It is not surprising that the Moravians in Denmark would be the first Danes to issue an official apology -- even if 169 years overdue -- to the people of the Virgin Islands. After all, it was only the Moravians who, when baptizing the enslaved population into the faith, were conscious enough to document the African origins and African names of the converted as declared by the Africans. And it was the Moravians who, from as early as the 1730s in compliance with the doctrine of “Pietism,” began teaching the enslaved population to read the Holy Bible
so as to find their individual paths to God.
And in 1787, when the Danish government decided to establish public schools for the enslaved in the towns of Christiansted, Frederiksted, and Charlotte Amalie, thereby becoming the first nation in the history of the Trans-Atlantic Slave Trade to provide public education to its enslaved population, it was the Moravians who were called upon by the government to serve as teachers.
(It should be noted, however, that the present-day Moravian congregation in all of Denmark numbers a mere 300 persons -- fewer than the Moravian population of the town of Frederiksted, St Croix, and represents 0.00534% of the Danish population. And as of the time of this writing, only 72 Danes have signed the declaration. But as Virgin Islanders say, “one-one guava full up basket…,” meaning, every little bit counts
Perhaps the Evangelical Lutheran Church of Denmark (also called the “National Church” or “Church of Denmark”), with its membership of 4,368,971 and of which the reigning monarch of Denmark, Her Royal Highness Queen Margrethe II, is the supreme secular authority, will follow the Christian example set by the Moravians in Denmark and issue an official apology, thereby speaking on behalf of 75.9% of the Danish people.

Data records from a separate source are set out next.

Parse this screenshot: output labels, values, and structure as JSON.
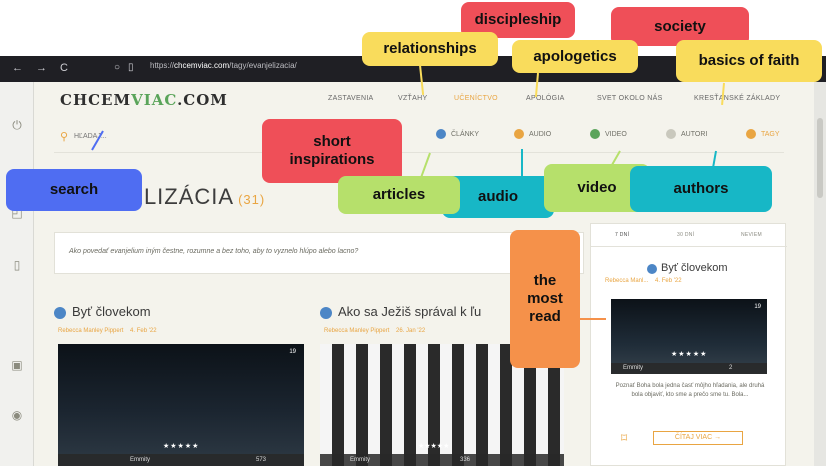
{
  "browser": {
    "back_icon": "←",
    "forward_icon": "→",
    "reload_icon": "C",
    "url_prefix": "https://",
    "url_host": "chcemviac.com",
    "url_path": "/tagy/evanjelizacia/"
  },
  "site": {
    "logo_left": "CHCEM",
    "logo_accent": "VIAC",
    "logo_right": ".COM",
    "main_nav": [
      "ZASTAVENIA",
      "VZŤAHY",
      "UČENÍCTVO",
      "APOLÓGIA",
      "SVET OKOLO NÁS",
      "KRESŤANSKÉ ZÁKLADY"
    ],
    "search_placeholder": "HĽADAJ...",
    "sub_nav": [
      "ČLÁNKY",
      "AUDIO",
      "VIDEO",
      "AUTORI",
      "TAGY"
    ]
  },
  "page": {
    "title": "EVANJELIZÁCIA",
    "count": "(31)",
    "intro": "Ako povedať evanjelium iným čestne, rozumne a bez toho, aby to vyznelo hlúpo alebo lacno?"
  },
  "cards": [
    {
      "title": "Byť človekom",
      "author": "Rebecca Manley Pippert",
      "date": "4. Feb '22",
      "shares": "19",
      "rating": "★★★★★",
      "stat_left": "Emmity",
      "stat_right": "573"
    },
    {
      "title": "Ako sa Ježiš správal k ľu",
      "author": "Rebecca Manley Pippert",
      "date": "26. Jan '22",
      "rating": "★★★★★",
      "stat_left": "Emmity",
      "stat_right": "336"
    }
  ],
  "rail": {
    "tabs": [
      "7 DNÍ",
      "30 DNÍ",
      "NEVIEM"
    ],
    "title": "Byť človekom",
    "author": "Rebecca Manl...",
    "date": "4. Feb '22",
    "shares": "19",
    "rating": "★★★★★",
    "stat_left": "Emmity",
    "stat_right": "2",
    "excerpt": "Poznať Boha bola jedna časť môjho hľadania, ale druhá bola objaviť, kto sme a prečo sme tu. Bola...",
    "button": "ČÍTAJ VIAC →"
  },
  "annotations": {
    "discipleship": "discipleship",
    "society": "society",
    "relationships": "relationships",
    "apologetics": "apologetics",
    "basics_of_faith": "basics of faith",
    "short_inspirations_1": "short",
    "short_inspirations_2": "inspirations",
    "search": "search",
    "articles": "articles",
    "audio": "audio",
    "video": "video",
    "authors": "authors",
    "most_read_1": "the",
    "most_read_2": "most",
    "most_read_3": "read"
  },
  "colors": {
    "accent": "#e9a542",
    "callout_yellow": "#f9dc5c",
    "callout_red": "#ef4f58",
    "callout_green": "#b6e06b",
    "callout_teal": "#17b7c6",
    "callout_blue": "#4f6df2",
    "callout_orange": "#f5914a"
  }
}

And then once the Denmark’s churches have issued their apologies, perhaps politicians will follow suit.
A museum display of Danish West indies colonial antiques, presently on display at the Fort Frederik Museum on St Croix. (Private collection of Wayne James)
The people of the Virgin Islands, despite the atrocities of slavery visited upon their ancestors -- the reverberations of those atrocities still ever-present today -- have unwaveringly maintained warm, loving relations towards Danes and Danish West Indies heritage.

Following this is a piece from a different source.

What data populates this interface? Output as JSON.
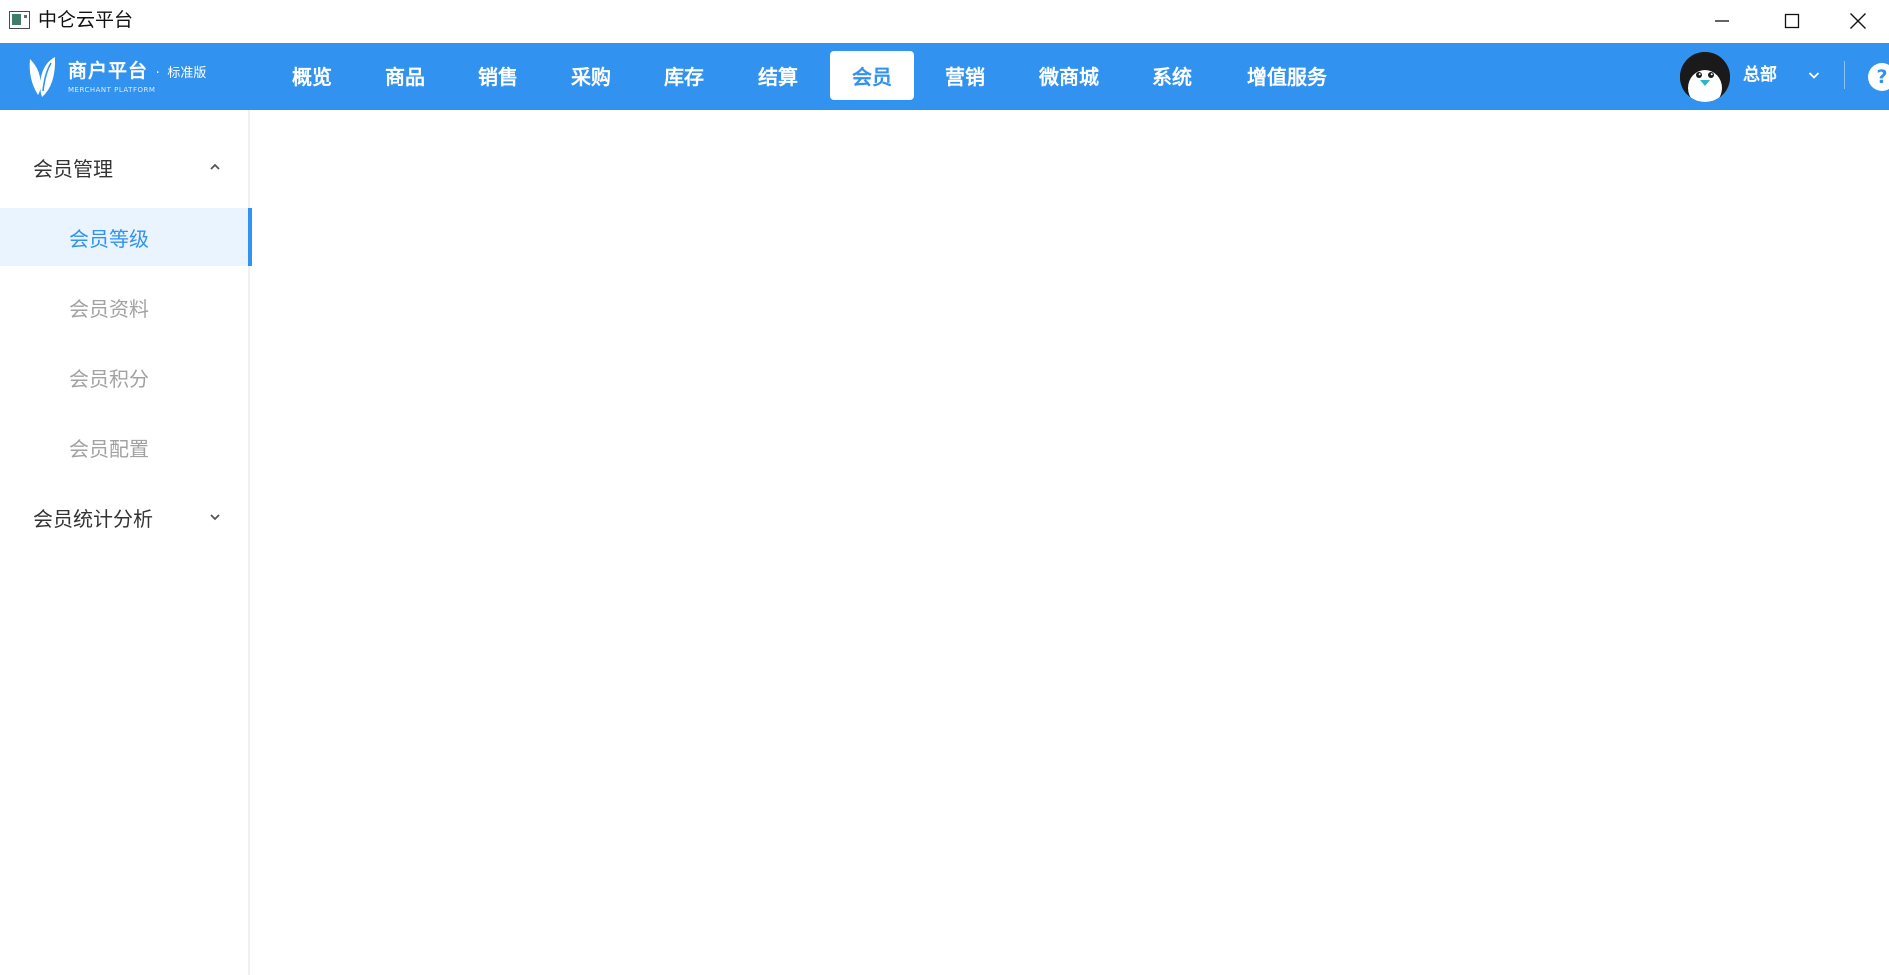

Danish surnames -- worn by black faces -- populate the islands’ telephone directory; Danish West Indies architecture and Danish street names still serve as undeniable evidence of the Danish presence in the islands; Danish West Indies antique furnishings decorate the island’s finest homes and are so cherished that they are oftentimes listed in last wills and testaments; Danish-inspired food partly comprises what is defined as traditional Virgin Islands cuisine; and if, in a raging tempest, a Virgin Islander must offer assistance to a Dane and an American, the average islander is more likely to offer his assistance first to the Dane.
Perhaps the aforementioned is further evidence of the legacy of slavery; or perhaps the islanders’ enduring affinity for Denmark is not at all towards Denmark, but is instead an effort to bind themselves to their ancestral past; or maybe it is a testament to the inherent dignity of the people of the Virgin Islands. It is possibly a combination of all.
But one thing is for certain: What has evolved over the years as Danish-Virgin Islands relations could serve as a 21st-century model for race relations and international diplomacy -- a lesson that could inspire all of humanity.
And another certainty is this: If Virgin Islanders and Danes could have remained amicable despite their shared past, then there is no telling what they could achieve together if at the foundation of their future relationship is the resolution of the “unfinished business” between them -- reparations and apology.